Records for processing below:

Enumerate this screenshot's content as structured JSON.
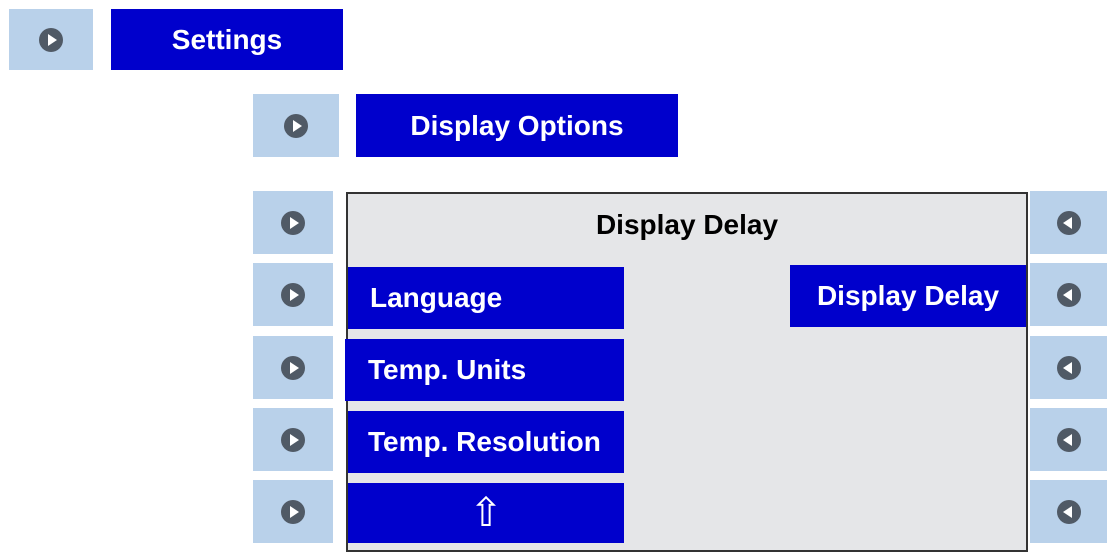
{
  "breadcrumb": {
    "level1_label": "Settings",
    "level2_label": "Display Options"
  },
  "panel": {
    "title": "Display Delay"
  },
  "menu": {
    "items": [
      {
        "label": "Language"
      },
      {
        "label": "Temp. Units"
      },
      {
        "label": "Temp. Resolution"
      },
      {
        "label": "⇧"
      }
    ]
  },
  "selected_value": {
    "label": "Display Delay"
  },
  "icons": {
    "left_buttons": "play-right-icon",
    "right_buttons": "play-left-icon",
    "home": "up-arrow-icon"
  },
  "colors": {
    "accent_blue": "#0000cc",
    "side_button": "#b9d1ea",
    "panel_bg": "#e5e6e8",
    "icon_fill": "#505a66"
  }
}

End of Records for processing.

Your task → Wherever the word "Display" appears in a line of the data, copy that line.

Completed task →
    "level2_label": "Display Options"
    "title": "Display Delay"
    "label": "Display Delay"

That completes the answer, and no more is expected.